Malique Trent committed to play for TCU and Head Coach Trent Johnson on April 12 after two previous stops.
Trent averaged close to 20 points per game his senior year at Norcom High School in Virginia. Despite being named the Eastern District Player of the Year and the All-Eastern Region First Team, Trent didn’t receive any strong offers from top-level universities.
“I feel like I’ve always been an underrated kid,” Trent said. “Coming out of high school, even in junior college I felt like I wasn’t on the radar I was supposed to be on.”
Trent redshirted at Norfolk State in 2013-14 before transferring to New Mexico Junior College where he averaged almost 16 points per game this past season.
NMJC Assistant Coach Brian Lohrey talked about Trent’s ability to score.
“Malique can really score from anywhere on the floor,” he said. “Good off ball screens and one on one.”
Trent, who was rated the top JUCO combo guard by 247Sports, received offers from Colorado State, Creighton, Houston, Kansas State and Tennessee along with TCU. Trent felt immediately comfortable with the Horned Frogs.
“I liked the coaching staff here at TCU a lot more than the other coaches I met with,” he said.
Trent is an explosive guard who can get to the basket and also shoot from the perimeter. Trent shot 40 percent from behind the arc last season at NMJC. Lohrey thinks Trent’s experience and scoring from the guard position will help the Horned Frogs immediately.
“I think Malique’s ability to score the ball is what intrigues them the most because they are losing Kyan Anderson,” he said.
The Horned Frogs lost its starting backcourt in Anderson and Trey Zeigler which accounted for close to 35 percent of TCU’s points. While there will certainly be minutes available in the backcourt, Trent realizes he has a long way to go to earn that time.
“I feel like I can make an immediate impact because the backcourt is young, but I’m young myself,” Trent said humbly. “I have a lot of work to do, but I feel like with Trent Johnson and his coaching staff they will be able to develop me into the player I want to be.”

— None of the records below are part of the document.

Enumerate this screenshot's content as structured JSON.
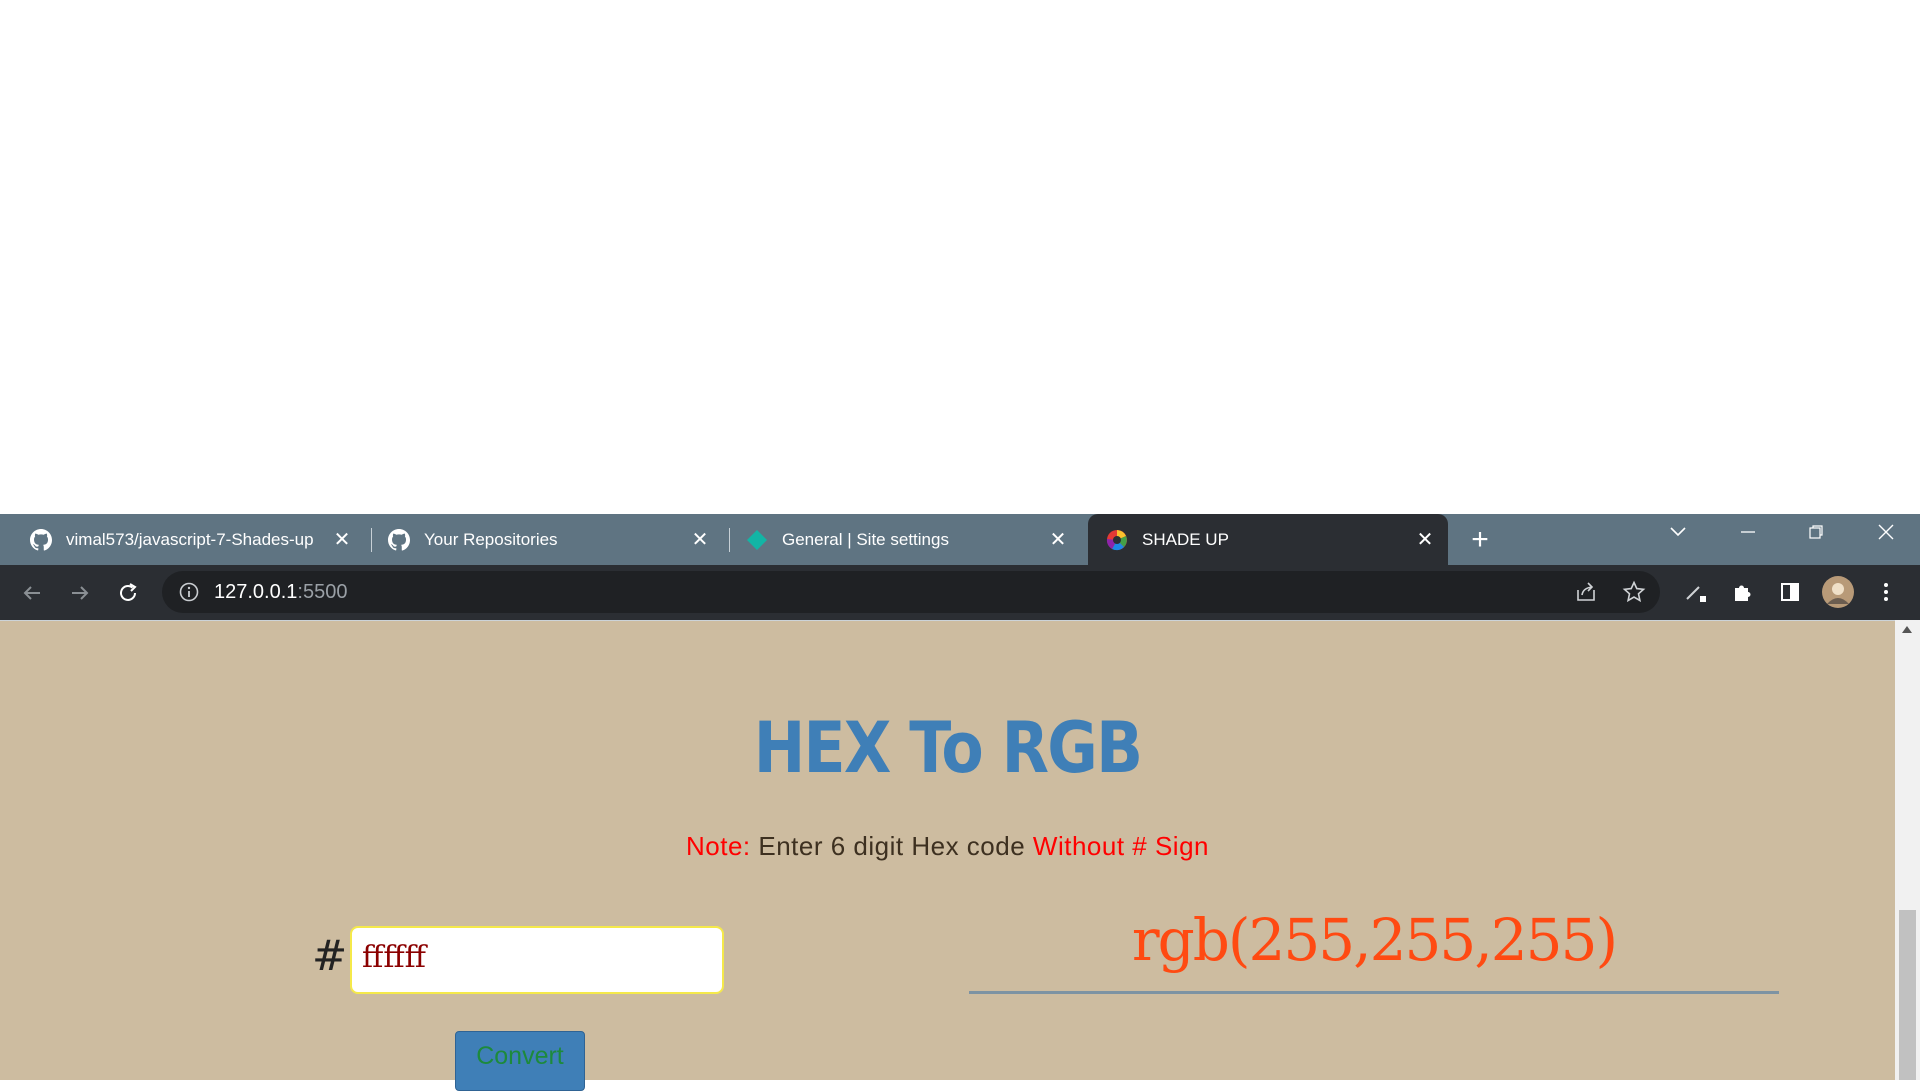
{
  "browser": {
    "tabs": [
      {
        "title": "vimal573/javascript-7-Shades-up",
        "icon": "github-icon",
        "active": false
      },
      {
        "title": "Your Repositories",
        "icon": "github-icon",
        "active": false
      },
      {
        "title": "General | Site settings",
        "icon": "site-settings-icon",
        "active": false
      },
      {
        "title": "SHADE UP",
        "icon": "color-wheel-icon",
        "active": true
      }
    ],
    "address": {
      "host": "127.0.0.1",
      "port": ":5500"
    }
  },
  "page": {
    "heading": "HEX To RGB",
    "note": {
      "label": "Note:",
      "text": " Enter 6 digit Hex code ",
      "emphasis": "Without # Sign"
    },
    "hash_symbol": "#",
    "hex_input_value": "ffffff",
    "convert_label": "Convert",
    "result": "rgb(255,255,255)"
  },
  "colors": {
    "page_background": "#cdbca0",
    "heading": "#3f7fb7",
    "note_red": "#ff0000",
    "result": "#ff4a12",
    "button": "#3f7fb7",
    "button_text": "#1d8a3c",
    "input_text": "#8b0000"
  }
}
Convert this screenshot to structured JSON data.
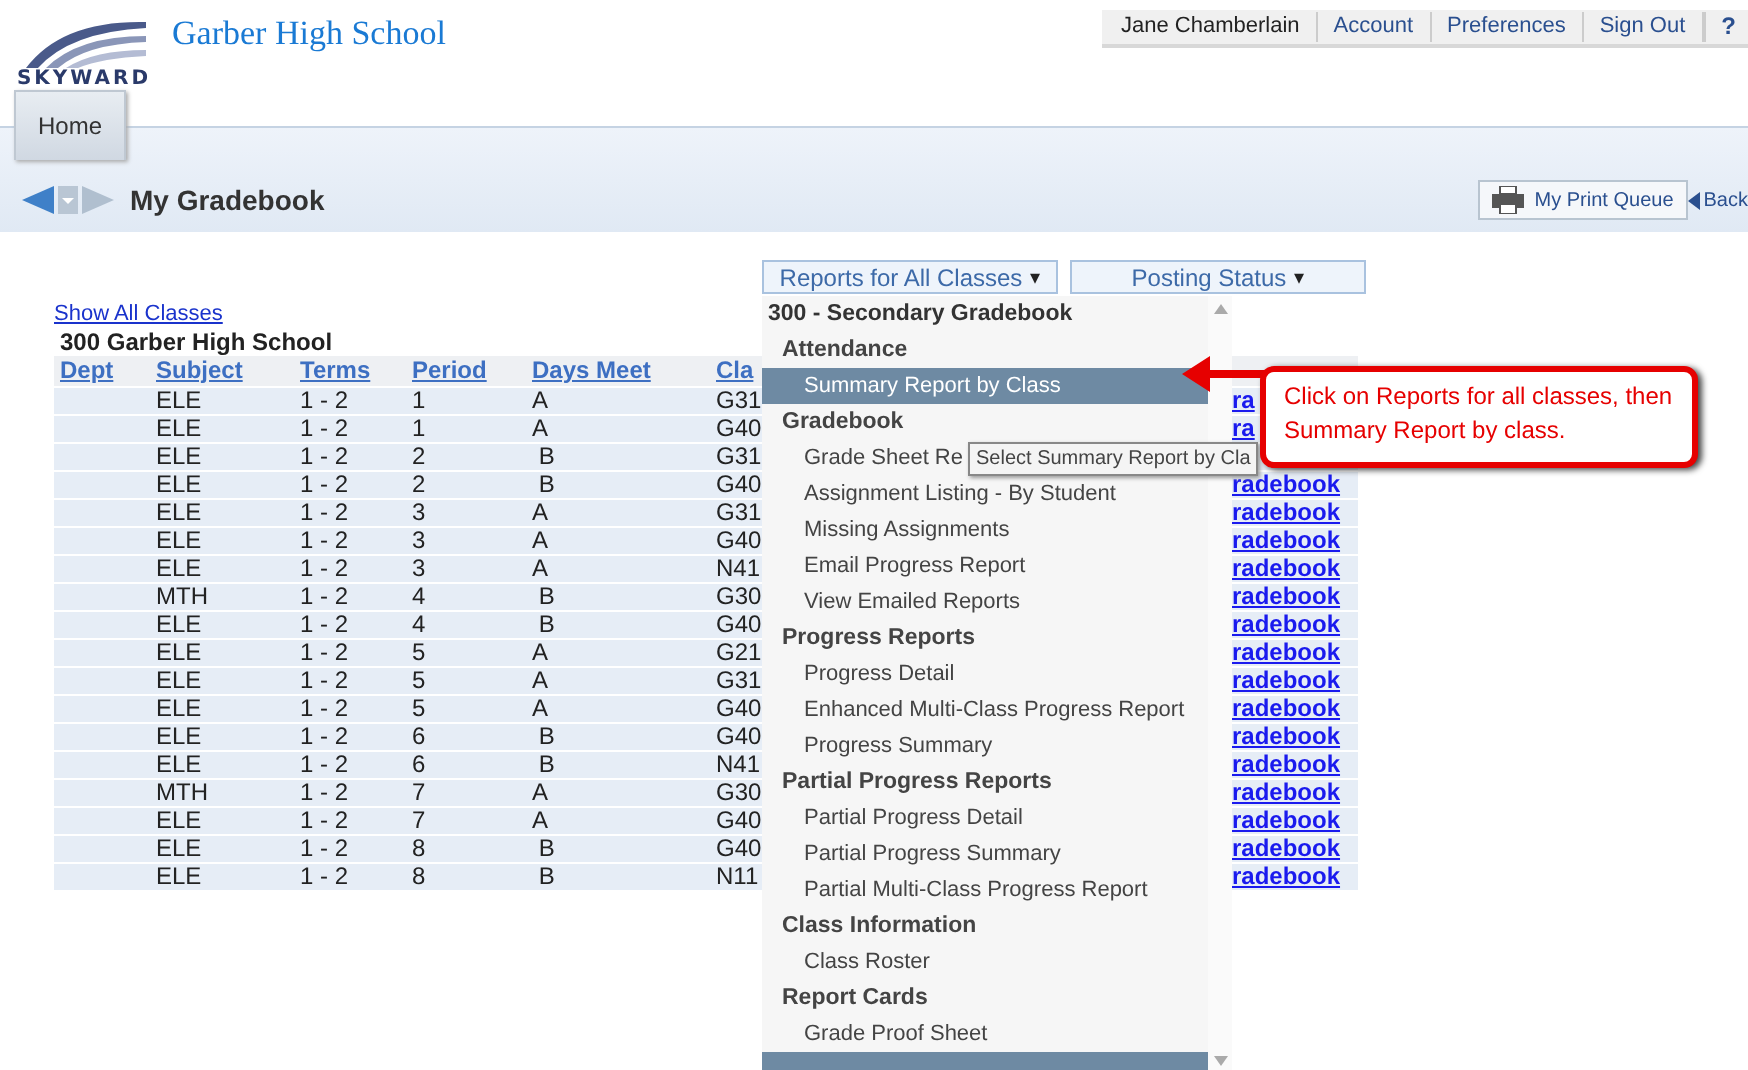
{
  "header": {
    "logo_text": "SKYWARD",
    "school_name": "Garber High School",
    "user_menu": [
      "Jane Chamberlain",
      "Account",
      "Preferences",
      "Sign Out",
      "?"
    ]
  },
  "tabs": [
    {
      "label": "Home",
      "selected": true
    }
  ],
  "page": {
    "title": "My Gradebook",
    "print_queue": "My Print Queue",
    "back": "Back"
  },
  "toolbar": {
    "buttons": [
      {
        "label": "Reports for All Classes",
        "caret": "▾"
      },
      {
        "label": "Posting Status",
        "caret": "▾"
      }
    ]
  },
  "show_all_link": "Show All Classes",
  "school_heading": "300 Garber High School",
  "table": {
    "columns": [
      "Dept",
      "Subject",
      "Terms",
      "Period",
      "Days Meet",
      "Cla"
    ],
    "rows": [
      {
        "subject": "ELE",
        "terms": "1 - 2",
        "period": "1",
        "days": "A",
        "class": "G31",
        "link": "ra"
      },
      {
        "subject": "ELE",
        "terms": "1 - 2",
        "period": "1",
        "days": "A",
        "class": "G40",
        "link": "ra"
      },
      {
        "subject": "ELE",
        "terms": "1 - 2",
        "period": "2",
        "days": " B",
        "class": "G31"
      },
      {
        "subject": "ELE",
        "terms": "1 - 2",
        "period": "2",
        "days": " B",
        "class": "G40",
        "link": "radebook"
      },
      {
        "subject": "ELE",
        "terms": "1 - 2",
        "period": "3",
        "days": "A",
        "class": "G31",
        "link": "radebook"
      },
      {
        "subject": "ELE",
        "terms": "1 - 2",
        "period": "3",
        "days": "A",
        "class": "G40",
        "link": "radebook"
      },
      {
        "subject": "ELE",
        "terms": "1 - 2",
        "period": "3",
        "days": "A",
        "class": "N41",
        "link": "radebook"
      },
      {
        "subject": "MTH",
        "terms": "1 - 2",
        "period": "4",
        "days": " B",
        "class": "G30",
        "link": "radebook"
      },
      {
        "subject": "ELE",
        "terms": "1 - 2",
        "period": "4",
        "days": " B",
        "class": "G40",
        "link": "radebook"
      },
      {
        "subject": "ELE",
        "terms": "1 - 2",
        "period": "5",
        "days": "A",
        "class": "G21",
        "link": "radebook"
      },
      {
        "subject": "ELE",
        "terms": "1 - 2",
        "period": "5",
        "days": "A",
        "class": "G31",
        "link": "radebook"
      },
      {
        "subject": "ELE",
        "terms": "1 - 2",
        "period": "5",
        "days": "A",
        "class": "G40",
        "link": "radebook"
      },
      {
        "subject": "ELE",
        "terms": "1 - 2",
        "period": "6",
        "days": " B",
        "class": "G40",
        "link": "radebook"
      },
      {
        "subject": "ELE",
        "terms": "1 - 2",
        "period": "6",
        "days": " B",
        "class": "N41",
        "link": "radebook"
      },
      {
        "subject": "MTH",
        "terms": "1 - 2",
        "period": "7",
        "days": "A",
        "class": "G30",
        "link": "radebook"
      },
      {
        "subject": "ELE",
        "terms": "1 - 2",
        "period": "7",
        "days": "A",
        "class": "G40",
        "link": "radebook"
      },
      {
        "subject": "ELE",
        "terms": "1 - 2",
        "period": "8",
        "days": " B",
        "class": "G40",
        "link": "radebook"
      },
      {
        "subject": "ELE",
        "terms": "1 - 2",
        "period": "8",
        "days": " B",
        "class": "N11",
        "link": "radebook"
      }
    ]
  },
  "dropdown": {
    "items": [
      {
        "kind": "title",
        "label": "300 - Secondary Gradebook",
        "selected": false
      },
      {
        "kind": "group",
        "label": "Attendance",
        "selected": false
      },
      {
        "kind": "item",
        "label": "Summary Report by Class",
        "selected": true
      },
      {
        "kind": "group",
        "label": "Gradebook",
        "selected": false
      },
      {
        "kind": "item",
        "label": "Grade Sheet Re",
        "selected": false
      },
      {
        "kind": "item",
        "label": "Assignment Listing - By Student",
        "selected": false
      },
      {
        "kind": "item",
        "label": "Missing Assignments",
        "selected": false
      },
      {
        "kind": "item",
        "label": "Email Progress Report",
        "selected": false
      },
      {
        "kind": "item",
        "label": "View Emailed Reports",
        "selected": false
      },
      {
        "kind": "group",
        "label": "Progress Reports",
        "selected": false
      },
      {
        "kind": "item",
        "label": "Progress Detail",
        "selected": false
      },
      {
        "kind": "item",
        "label": "Enhanced Multi-Class Progress Report",
        "selected": false
      },
      {
        "kind": "item",
        "label": "Progress Summary",
        "selected": false
      },
      {
        "kind": "group",
        "label": "Partial Progress Reports",
        "selected": false
      },
      {
        "kind": "item",
        "label": "Partial Progress Detail",
        "selected": false
      },
      {
        "kind": "item",
        "label": "Partial Progress Summary",
        "selected": false
      },
      {
        "kind": "item",
        "label": "Partial Multi-Class Progress Report",
        "selected": false
      },
      {
        "kind": "group",
        "label": "Class Information",
        "selected": false
      },
      {
        "kind": "item",
        "label": "Class Roster",
        "selected": false
      },
      {
        "kind": "group",
        "label": "Report Cards",
        "selected": false
      },
      {
        "kind": "item",
        "label": "Grade Proof Sheet",
        "selected": false
      }
    ]
  },
  "tooltip": "Select Summary Report by Cla",
  "callout": "Click on Reports for all classes, then Summary Report by class."
}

Listed as a 6-foot-2 guard and left-handed, Trent enjoys watching and studying the top lefty players in the NBA.
“I like watching all left-handed basketball players such as Michael Redd, Manu Ginobili and James Harden.
Trent grew up in Portsmouth, Virginia, where he enjoyed a terrific high school career at Norcom High School. Most athletes point to a parent or another family member as someone who helped them get to where they are. Not Malique.
“My coach Barney Stevenson who passed away two years ago,” Trent said quietly.
Stevenson was an assistant coach at Norcom High School for several years before suffering a heart attack in January of 2013. Stevenson also led Norcom High to a state championship in basketball in 1968 according to his obituary.
Stevenson was a role model to many including Trent.
“Anytime I needed somebody or somebody to guide me in the right direction I always went to him.”
Trent, like Stevenson, committed to play at Norfolk State before he made the change to go to New Mexico Junior College.
After committing to TCU on May 12, Trent says he’s finally where he’s supposed to be.
“They (TCU coaching staff) made me feel like I belong.”
Lohrey said Trent’s toughness and care for his teammates is what makes him an awesome player to coach.
“He is a tough competitor when the lights come on,” he said. “I can’t say enough about his caring about teammates and his desire to want to win as a team.”
Trent’s ability to lead was what impressed Lohrey the most.
“He usually helps teammates stay in the gym. I wish we had a Malique Trent every year.”
Trent is joining fellow three-star commits Lyrik Shreiner and Jalon Miller to come play for Trent Johnson. Shreiner is a 6-foot-3 guard out of Phoenix while Miller is a 6-foot-8 forward out of Dallas.
Trent has already reached out to both Shreiner and Miller.
“After I committed, I shot Lyrik a DM (direct message) on Twitter and got his number and we wrapped it up from there,” he said. “Then I got Jalon’s number too and we started talking.”
Trent is excited to get started and thinks the three of them can make a big impact.
“We’re all ready to come in and play right away and turn this program around.”
TCU hasn’t been to the NCAA Tournament since 1998. Coming off of its best season since joining the Big 12, TCU is looking to get there. Trent believes the Horned Frogs can reach that goal.
“If we work as hard as we can, I think we will get there.”
Trent has a team first attitude. He wants to work hard. He wants to reach the NCAA Tournament. He wants to win. Trent had this to say when he was asked about what he wants his career at TCU to be remembered by.
“Being the best player I can be,” he said. “I want to be known as someone who was always giving it his all.”
For a program who hasn’t won a ton, Trent wants to change that culture. And he expects to do just that.
“I want to be known as a winner. I don’t want to be the guy who came in and didn’t help TCU. I want to help TCU build as a program.”
Trent will have three years of eligibility starting next season. Trent and the Horned Frogs are expected to return to a fully renovated Daniel-Meyer Coliseum in the fall of 2015. Its schedule has not yet been released.